Grape Vulture In California

The grape fever on the Pacific coast has been carried to as great excess as the strawberry fever on the Atlantic. We see it now announced in Pacific journals, that in some parts grape culture has become so unprofitable, particularly Los Angelos county, that the growers are fearing out the vines and planting orange trees in their place. One noteworthy vineyard, the Wolfskill, 35 years old, is said to have been kept up for some time past at a loss to its proprietor of about $2,000 per annum. Others in the same neighborhood have yielded no profit - a statement which will readily be believed when it is remembered that the grapes sold last season at from 50 to 65 cents per hundred pounds, a price barely covering the cost of production. Great expectations are entertained of success with the orange (some experiments in raising them having proved very remunerative), and we trust they will be fully realized.

The Grape-Growing Area

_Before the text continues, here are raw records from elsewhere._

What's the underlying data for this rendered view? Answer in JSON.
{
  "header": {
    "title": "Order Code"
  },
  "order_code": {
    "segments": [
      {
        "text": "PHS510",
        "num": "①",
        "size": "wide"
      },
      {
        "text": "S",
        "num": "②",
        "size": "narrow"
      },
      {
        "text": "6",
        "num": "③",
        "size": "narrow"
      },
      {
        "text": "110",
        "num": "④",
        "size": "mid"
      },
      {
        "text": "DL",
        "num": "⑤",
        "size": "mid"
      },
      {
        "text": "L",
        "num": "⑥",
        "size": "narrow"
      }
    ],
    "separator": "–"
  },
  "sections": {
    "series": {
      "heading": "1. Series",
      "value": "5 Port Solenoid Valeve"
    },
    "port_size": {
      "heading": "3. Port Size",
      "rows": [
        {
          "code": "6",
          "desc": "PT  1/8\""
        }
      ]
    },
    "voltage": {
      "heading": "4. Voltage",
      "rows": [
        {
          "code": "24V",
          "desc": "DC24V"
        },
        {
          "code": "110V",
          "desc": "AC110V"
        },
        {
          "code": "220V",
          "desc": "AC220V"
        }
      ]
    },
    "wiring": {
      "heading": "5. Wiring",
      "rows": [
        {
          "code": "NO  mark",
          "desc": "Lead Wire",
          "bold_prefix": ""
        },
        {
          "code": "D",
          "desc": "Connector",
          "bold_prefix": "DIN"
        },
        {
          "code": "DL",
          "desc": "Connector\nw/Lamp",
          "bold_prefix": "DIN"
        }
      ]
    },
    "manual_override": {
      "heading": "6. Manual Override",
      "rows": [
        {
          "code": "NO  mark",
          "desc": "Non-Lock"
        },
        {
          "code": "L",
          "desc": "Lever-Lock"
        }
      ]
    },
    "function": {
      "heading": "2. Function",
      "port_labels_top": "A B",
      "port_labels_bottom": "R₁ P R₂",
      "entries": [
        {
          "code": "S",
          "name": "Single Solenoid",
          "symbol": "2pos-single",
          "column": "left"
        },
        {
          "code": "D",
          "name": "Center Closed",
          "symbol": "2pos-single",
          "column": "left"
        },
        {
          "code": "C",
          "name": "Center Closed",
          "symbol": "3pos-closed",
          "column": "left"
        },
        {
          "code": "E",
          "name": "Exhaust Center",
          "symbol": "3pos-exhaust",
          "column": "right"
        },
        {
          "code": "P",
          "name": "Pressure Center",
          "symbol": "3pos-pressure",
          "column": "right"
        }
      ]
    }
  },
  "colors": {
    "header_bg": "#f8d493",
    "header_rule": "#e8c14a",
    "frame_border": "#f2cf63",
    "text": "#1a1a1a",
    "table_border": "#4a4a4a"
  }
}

A writer in the Rural New Yorker estimates the extent of the grape-growing area of our Northern States at one and a half million of acres. He considers all soils as adapted to the purpose, but that it is absolutely necessary for success to have the location where the late spring or early autumn frosts will not destroy the crop.

Grapes - Vine And Fruit

THE London Gardener thus dilates upon the usefulness of the grape: - "Men can live and work on grapes and bread. The peasantry of France, Spain and Italy make many a satisfying meal in this way, and of the wholesomeness of the diet there can be no doubt. Medical men constantly recommend the use of grapes for their patients. Scarcely any plant can equal the vine as regards the beauty of its leaves and fruit. As a covering for bare walls and for affording shelter and shade, it is a climber of the first rank. To sit under one's own vine has in all ages been con-sidered the acme of rural happiness, an emblem of peace, a symbol of plenty, and a picture of contentment. That pleasure, though perhaps not in all its fullness, may become the heritage of thousands in these temperate climes."

Grapes At Tiie South

A Florida correspondent of the Country Gentleman speaks in high terms of the good success of the Diana, Catawba, and Concord grapes as among the best varieties to grow in that section. He condemns the Delaware as liable to cast its foliage and make little or no growth.